She gives another example of how the students were surprised at how loud the classrooms are with kids encouraged to express their emotions and solve problems on their own. 

“In Taiwan, the teachers ask children to stay quiet, and here, children have the freedom to express their happiness, their excitement, their emotion – they can express whatever they feel,” Lin said, translating for both of the students. 

Students arrive at 7:30 a.m. in the morning and Lin meets with them for 30 minutes and talks about what their assignments are and what they can look for in the classrooms that day. She also answers any questions they have before they meet with their head teachers or associate teachers to talk about where they’re going to be for the day and what they can anticipate.

“We have a pre-meeting and a meeting after, and that’s how we exchange ideas,” Lin said. “This helps me understand their learning process and their thoughts. Also, if they don’t feel comfortable to share with their head teachers yet because of the language barrier, they can speak with me. I’m like a bridge between the students and our school.” 

The international program began 13 years ago and was Lin’s brainchild.
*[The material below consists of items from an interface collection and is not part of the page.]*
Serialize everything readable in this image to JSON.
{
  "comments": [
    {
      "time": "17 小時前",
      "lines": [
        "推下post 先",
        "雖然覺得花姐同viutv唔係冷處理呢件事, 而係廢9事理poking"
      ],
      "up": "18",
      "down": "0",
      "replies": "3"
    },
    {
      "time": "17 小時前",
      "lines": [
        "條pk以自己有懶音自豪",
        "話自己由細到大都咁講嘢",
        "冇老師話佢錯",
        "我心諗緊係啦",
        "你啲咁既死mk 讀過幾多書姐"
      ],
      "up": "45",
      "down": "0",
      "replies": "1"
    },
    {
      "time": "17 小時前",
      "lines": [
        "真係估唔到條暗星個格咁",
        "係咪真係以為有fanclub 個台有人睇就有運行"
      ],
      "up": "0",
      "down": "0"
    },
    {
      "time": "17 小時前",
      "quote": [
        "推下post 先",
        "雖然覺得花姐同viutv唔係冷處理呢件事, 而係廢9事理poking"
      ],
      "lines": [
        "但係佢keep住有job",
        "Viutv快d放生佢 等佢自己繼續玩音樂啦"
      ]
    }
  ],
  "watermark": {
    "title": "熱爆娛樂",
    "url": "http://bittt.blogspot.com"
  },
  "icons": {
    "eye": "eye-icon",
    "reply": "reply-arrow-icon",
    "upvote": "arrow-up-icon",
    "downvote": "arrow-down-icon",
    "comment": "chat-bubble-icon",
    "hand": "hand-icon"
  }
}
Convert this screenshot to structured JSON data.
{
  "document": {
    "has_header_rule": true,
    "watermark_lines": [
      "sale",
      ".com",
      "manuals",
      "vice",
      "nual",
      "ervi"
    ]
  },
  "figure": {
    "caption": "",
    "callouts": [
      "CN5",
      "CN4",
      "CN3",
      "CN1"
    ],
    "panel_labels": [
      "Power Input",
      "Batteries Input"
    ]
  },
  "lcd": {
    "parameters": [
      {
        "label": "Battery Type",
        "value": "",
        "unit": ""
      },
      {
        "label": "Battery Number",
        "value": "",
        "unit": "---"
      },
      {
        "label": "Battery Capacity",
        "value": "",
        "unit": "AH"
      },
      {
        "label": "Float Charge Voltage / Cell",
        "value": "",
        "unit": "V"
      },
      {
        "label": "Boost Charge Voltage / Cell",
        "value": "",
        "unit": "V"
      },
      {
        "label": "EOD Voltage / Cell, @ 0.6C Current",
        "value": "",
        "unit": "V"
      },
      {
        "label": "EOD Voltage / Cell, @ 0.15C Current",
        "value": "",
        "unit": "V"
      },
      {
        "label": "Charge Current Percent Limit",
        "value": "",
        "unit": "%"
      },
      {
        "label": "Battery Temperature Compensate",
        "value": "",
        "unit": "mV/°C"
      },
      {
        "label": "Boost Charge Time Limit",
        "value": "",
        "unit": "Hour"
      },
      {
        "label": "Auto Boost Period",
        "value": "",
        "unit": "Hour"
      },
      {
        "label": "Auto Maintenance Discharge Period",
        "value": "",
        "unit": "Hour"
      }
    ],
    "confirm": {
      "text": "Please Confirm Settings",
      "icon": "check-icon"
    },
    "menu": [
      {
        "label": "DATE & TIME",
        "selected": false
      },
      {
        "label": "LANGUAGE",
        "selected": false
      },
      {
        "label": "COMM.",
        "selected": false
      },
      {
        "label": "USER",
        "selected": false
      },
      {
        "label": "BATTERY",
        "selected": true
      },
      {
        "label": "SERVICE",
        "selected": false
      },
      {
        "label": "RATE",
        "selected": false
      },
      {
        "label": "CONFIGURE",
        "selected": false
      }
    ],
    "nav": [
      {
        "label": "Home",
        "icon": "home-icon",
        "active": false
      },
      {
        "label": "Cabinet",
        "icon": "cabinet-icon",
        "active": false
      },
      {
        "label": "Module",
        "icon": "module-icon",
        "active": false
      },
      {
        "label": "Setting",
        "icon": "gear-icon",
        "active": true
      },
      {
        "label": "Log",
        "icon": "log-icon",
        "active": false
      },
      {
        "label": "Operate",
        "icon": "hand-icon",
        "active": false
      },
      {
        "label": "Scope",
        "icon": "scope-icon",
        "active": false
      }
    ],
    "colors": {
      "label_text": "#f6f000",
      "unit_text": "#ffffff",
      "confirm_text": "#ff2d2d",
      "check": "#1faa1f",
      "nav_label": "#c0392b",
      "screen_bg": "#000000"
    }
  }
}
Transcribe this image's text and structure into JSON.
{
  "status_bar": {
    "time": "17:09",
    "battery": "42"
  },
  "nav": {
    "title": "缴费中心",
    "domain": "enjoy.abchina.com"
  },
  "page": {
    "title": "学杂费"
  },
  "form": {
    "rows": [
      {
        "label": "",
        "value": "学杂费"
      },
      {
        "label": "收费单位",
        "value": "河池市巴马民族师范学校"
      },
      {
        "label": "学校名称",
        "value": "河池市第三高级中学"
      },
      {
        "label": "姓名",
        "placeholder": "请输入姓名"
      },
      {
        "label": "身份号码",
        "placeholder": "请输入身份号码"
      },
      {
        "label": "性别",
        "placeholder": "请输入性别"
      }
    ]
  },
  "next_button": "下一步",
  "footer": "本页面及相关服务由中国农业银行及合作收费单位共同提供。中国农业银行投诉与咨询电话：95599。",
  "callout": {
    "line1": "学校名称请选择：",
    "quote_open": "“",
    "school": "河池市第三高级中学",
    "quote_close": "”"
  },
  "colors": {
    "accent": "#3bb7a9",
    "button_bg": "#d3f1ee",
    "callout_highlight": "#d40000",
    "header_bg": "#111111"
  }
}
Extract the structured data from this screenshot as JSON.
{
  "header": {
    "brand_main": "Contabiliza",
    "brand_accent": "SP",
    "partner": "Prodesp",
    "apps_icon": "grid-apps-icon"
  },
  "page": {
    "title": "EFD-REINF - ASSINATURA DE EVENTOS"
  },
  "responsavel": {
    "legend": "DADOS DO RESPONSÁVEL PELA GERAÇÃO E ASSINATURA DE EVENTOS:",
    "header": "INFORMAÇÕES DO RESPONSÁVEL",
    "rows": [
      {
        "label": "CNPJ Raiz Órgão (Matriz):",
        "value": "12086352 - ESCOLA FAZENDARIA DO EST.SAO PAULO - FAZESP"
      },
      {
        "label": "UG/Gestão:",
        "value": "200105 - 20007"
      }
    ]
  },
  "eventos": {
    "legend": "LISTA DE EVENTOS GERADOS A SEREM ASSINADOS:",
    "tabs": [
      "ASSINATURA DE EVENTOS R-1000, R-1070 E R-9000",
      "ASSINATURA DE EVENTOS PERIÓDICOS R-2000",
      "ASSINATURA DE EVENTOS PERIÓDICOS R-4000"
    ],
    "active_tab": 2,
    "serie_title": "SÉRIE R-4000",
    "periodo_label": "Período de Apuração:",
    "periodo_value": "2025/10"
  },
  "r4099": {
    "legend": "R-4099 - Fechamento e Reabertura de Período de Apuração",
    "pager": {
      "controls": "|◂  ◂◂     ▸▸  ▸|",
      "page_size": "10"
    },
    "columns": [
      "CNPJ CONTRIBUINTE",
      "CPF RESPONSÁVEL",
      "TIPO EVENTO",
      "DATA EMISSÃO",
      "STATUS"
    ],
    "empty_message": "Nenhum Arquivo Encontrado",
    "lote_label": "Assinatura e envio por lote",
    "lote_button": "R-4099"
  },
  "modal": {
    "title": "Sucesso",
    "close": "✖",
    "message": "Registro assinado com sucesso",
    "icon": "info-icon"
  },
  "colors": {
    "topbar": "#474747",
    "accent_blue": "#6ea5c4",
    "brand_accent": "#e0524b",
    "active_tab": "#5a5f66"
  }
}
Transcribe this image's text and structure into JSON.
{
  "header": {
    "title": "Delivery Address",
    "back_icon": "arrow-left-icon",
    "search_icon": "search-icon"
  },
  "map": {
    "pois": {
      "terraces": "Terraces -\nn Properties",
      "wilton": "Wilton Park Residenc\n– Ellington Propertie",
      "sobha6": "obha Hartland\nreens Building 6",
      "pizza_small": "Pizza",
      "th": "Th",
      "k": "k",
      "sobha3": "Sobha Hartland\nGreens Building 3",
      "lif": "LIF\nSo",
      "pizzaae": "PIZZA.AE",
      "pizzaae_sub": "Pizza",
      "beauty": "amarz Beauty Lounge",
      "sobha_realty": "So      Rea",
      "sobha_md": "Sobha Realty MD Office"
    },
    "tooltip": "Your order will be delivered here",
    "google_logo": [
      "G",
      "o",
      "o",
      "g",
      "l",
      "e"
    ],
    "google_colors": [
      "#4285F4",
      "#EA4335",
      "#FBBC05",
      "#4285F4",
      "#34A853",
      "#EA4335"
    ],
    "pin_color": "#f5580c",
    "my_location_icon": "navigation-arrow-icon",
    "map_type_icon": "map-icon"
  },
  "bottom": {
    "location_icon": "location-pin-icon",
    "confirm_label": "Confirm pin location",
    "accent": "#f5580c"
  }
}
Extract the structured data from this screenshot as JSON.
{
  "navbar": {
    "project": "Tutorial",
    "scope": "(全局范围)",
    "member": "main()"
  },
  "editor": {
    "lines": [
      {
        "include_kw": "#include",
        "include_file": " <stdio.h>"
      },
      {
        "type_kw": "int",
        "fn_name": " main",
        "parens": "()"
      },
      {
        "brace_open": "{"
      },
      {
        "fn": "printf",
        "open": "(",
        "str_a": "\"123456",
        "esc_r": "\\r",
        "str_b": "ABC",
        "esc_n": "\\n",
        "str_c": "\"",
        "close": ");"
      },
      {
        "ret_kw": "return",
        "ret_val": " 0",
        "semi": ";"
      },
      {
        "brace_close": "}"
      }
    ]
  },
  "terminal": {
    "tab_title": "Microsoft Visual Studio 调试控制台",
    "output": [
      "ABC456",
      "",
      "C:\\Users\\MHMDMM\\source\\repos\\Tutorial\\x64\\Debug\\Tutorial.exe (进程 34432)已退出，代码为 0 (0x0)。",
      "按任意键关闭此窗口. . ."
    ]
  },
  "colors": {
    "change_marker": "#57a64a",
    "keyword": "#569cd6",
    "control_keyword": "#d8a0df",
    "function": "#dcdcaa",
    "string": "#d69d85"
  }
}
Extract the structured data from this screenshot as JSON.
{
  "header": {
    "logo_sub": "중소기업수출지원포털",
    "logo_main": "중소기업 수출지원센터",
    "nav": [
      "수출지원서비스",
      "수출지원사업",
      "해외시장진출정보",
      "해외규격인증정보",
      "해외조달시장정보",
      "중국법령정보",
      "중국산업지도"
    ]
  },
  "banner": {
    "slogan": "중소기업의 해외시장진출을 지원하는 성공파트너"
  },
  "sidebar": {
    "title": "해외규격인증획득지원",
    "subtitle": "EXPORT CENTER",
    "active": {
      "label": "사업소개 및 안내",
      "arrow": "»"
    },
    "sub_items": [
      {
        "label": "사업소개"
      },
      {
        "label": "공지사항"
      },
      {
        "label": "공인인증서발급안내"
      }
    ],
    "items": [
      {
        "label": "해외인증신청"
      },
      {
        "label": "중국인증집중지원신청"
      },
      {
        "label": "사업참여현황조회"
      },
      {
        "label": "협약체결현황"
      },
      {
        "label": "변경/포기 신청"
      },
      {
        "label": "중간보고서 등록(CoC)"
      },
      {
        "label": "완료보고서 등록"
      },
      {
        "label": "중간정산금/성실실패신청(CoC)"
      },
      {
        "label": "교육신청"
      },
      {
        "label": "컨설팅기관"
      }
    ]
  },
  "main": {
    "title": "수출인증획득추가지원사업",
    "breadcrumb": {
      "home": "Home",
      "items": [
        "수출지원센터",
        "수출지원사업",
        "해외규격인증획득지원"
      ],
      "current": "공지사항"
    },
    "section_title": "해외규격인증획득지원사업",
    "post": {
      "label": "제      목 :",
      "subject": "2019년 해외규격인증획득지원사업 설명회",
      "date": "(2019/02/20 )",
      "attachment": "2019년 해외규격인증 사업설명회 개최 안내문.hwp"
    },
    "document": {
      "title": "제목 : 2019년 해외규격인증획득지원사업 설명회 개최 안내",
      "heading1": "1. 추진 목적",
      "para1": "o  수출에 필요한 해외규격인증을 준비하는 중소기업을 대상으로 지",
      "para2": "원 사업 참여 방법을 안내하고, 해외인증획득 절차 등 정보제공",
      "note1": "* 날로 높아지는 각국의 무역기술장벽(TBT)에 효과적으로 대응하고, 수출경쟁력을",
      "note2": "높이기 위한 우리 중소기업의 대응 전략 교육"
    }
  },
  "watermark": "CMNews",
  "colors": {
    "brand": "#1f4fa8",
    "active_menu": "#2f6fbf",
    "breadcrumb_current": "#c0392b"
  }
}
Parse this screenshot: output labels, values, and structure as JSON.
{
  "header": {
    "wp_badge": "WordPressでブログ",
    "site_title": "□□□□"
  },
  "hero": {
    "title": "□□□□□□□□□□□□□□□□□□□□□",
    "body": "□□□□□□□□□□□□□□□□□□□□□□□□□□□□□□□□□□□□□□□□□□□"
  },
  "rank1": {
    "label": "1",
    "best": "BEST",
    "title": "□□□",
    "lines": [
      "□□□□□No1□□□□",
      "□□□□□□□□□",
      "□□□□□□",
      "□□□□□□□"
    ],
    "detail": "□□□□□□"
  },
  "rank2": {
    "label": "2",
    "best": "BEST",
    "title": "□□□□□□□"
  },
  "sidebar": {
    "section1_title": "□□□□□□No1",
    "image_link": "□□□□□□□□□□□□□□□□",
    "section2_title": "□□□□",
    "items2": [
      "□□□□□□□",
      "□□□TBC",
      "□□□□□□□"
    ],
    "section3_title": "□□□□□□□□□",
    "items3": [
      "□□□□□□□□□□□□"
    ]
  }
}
She started at the CDL as a teacher and was chatting with Laurie Linscott, CDL director, about a group of Japanese students who had visited the CDL for two weeks in the past. 

“I am from Taiwan, and I was thinking that if I can have my people come to visit the Child Development Laboratories, they would have a wonderful experience,” Lin said. “So I talked to Laurie and we worked on a program design and a business plan.”

In the beginning, they started with a two-week model, but quickly learned from participant feedback that the international students would benefit from more time. They expanded the program to a four-week program where students would have a chance to spend time with four different age groups.

“This experience is wonderful,” Hui-ying Hung, a professor from Chang Gung University of Science and Technology. “Our alumni who finished this program have had a very good experience. Many of them apply for graduate study in Taiwan and some of them go to different countries to do their careers. This program really brings a lot to our students and my department appreciates this program.” 

CDL international student alumni have their own Facebook group where they are able to connect and share about their experiences and network with each other. Over five years ago, Linscott visited Taiwan to meet up with their alumni and was overwhelmed by the number of former participants eager to spend time with her and each other. 

Another aspect of the program is that students have an immersive cultural experience. 

“For example, they’ll be able to visit Lake Michigan and an outlet mall,” Linscott said.

“And there’s no ice arena in Taiwan, so they are so excited to try ice skating,” Lin said. “They also have a tour of the capitol, and in the summer, they can go kayaking.” 

Lin and Linscott have asked for participant feedback from each year and are continually evolving the program and learning about the cultural activities that students enjoy the most.

“This year, we’re piloting having the students stay in one classroom for the entire four weeks,” Linscott said. “We want to see if it helps build relationships between the head teachers and the international students, and also, the international students get to know the children better and vice versa.” 

The international program was on pause during the pandemic, and this is the first summer they’re offering it again. 

They typically welcome 15-20 students each summer, but in the future, Lin and Linscott hope to grow the program to welcome 25-30 international students next year. 

“We would like to grow our program to be able to host six to eight different groups, because that’s what our system could sustain,” Linscott said. 

Lin and Linscott hope to reconnect with the groups who were not able to travel the last several years because of the pandemic, and they have been speaking with new interested groups too.

“It's because of Wan-Husan, her passion for this program, and relationships that she's built with the different universities that makes this so successful,” Linscott said. 

To learn more about the MSU Child Development Laboratories, visit